The deaths of two prominent celebrities this week—designer Kate Spade and chef Anthony Bourdain—highlight the complex nature of suicide, a trend that the CDC reports is on the rise. Associations are responding to the issue.
The recent news cycle, which has seen two celebrities in the past week die of reported suicides, is leading associations to speak up and offer resources to the public on a challenging, often difficult-to-process issue.
On Tuesday, fashion designer Kate Spade lost her life in New York, and on Friday morning, Anthony Bourdain’s employer CNN announced that the celebrity chef and award-winning TV host had died while on location in France filming an episode of his popular show Parts Unknown. These two figures had each seen significant success in their lives, bucking a common perception of suicide.
This public perception, and the deeper complexity tied to it, was touched upon directly in a news release from the American Association of Suicidology that honored Bourdain.
“There is no single cause for a death by suicide, but rather a confluence of factors that lead someone to exceed their capacity for emotional pain,” the release stated.
The association’s president, Julie Cerel, added that suicide rates were disproportionate among middle-aged men.
“Suicide affects us all,” Cerel said in the release. “Each person who dies by suicide leaves behind so many loved ones with the question of, ‘Why?’ We need significant funding for research to help answer this question.”
The high-profile deaths come as a major piece of research discusses the rising rate of suicide over a 17-year period, according to the Centers for Disease Control and Prevention. Just one state, Nevada, saw a decline in suicide rates between 1999 and 2016, though even that state had rates above the national average.
“The data are disturbing,” Anne Schuchat, the CDC’s principal deputy director, said in comments to The Washington Post. “The widespread nature of the increase, in every state but one, really suggests that this is a national problem hitting most communities.”
In comments regarding the CDC data, the American Psychiatric Association said that the report shows the necessity of improving access to mental healthcare.
“We know from other research that most people who die by suicide have mental health conditions, though they may not have been formally diagnosed or treated,” APA President Altha Stewart stated in a news release. “People should know that suicide is preventable. Anyone contemplating suicide should know that help is available, and that there is no shame in seeking care for your mental health.”
APA CEO and Medical Director Saul Levin added that the situation highlighted the need for enforcement of recently passed laws related to mental health.

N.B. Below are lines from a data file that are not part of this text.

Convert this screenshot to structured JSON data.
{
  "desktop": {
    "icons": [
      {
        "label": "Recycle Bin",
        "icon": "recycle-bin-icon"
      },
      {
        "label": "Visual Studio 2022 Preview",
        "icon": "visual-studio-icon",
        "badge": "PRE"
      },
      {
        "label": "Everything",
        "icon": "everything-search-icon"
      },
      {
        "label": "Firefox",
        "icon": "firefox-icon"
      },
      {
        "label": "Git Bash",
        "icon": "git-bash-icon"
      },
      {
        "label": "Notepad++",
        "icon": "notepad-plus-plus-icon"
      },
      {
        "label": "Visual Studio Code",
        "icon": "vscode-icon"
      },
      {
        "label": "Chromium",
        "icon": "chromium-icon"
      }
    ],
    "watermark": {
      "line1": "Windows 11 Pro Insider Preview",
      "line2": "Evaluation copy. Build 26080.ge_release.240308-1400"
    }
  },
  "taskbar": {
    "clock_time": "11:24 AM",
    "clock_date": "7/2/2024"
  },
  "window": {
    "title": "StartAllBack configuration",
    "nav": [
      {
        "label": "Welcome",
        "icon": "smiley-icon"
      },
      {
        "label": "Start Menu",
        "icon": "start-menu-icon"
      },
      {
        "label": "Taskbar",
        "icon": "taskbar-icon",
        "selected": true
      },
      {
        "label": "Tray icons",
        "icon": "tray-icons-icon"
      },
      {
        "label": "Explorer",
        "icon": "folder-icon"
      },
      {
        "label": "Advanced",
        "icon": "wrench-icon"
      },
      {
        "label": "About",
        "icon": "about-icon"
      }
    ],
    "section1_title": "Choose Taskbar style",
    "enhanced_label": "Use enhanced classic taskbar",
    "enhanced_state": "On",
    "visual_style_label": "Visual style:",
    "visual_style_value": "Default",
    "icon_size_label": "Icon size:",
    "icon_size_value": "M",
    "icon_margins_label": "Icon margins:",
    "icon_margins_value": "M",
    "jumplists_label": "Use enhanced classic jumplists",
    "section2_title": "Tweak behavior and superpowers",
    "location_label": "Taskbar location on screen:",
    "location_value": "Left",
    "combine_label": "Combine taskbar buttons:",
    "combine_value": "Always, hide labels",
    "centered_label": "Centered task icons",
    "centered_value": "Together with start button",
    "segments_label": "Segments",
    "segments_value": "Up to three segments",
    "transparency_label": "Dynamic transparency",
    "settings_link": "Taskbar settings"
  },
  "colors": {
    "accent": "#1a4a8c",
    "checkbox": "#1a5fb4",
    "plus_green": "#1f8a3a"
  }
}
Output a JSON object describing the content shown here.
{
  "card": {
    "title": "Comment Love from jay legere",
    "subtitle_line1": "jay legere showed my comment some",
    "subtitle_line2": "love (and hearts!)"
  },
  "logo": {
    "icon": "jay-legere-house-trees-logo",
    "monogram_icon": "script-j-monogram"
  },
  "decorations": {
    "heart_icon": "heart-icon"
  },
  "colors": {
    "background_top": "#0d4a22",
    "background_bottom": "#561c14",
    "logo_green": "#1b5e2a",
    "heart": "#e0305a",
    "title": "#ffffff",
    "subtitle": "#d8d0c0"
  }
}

“Early identification of mental illness is essential, and we are ready to work with Congress and other stakeholders to ensure that Americans can receive treatment when needed,” Levin said in the release.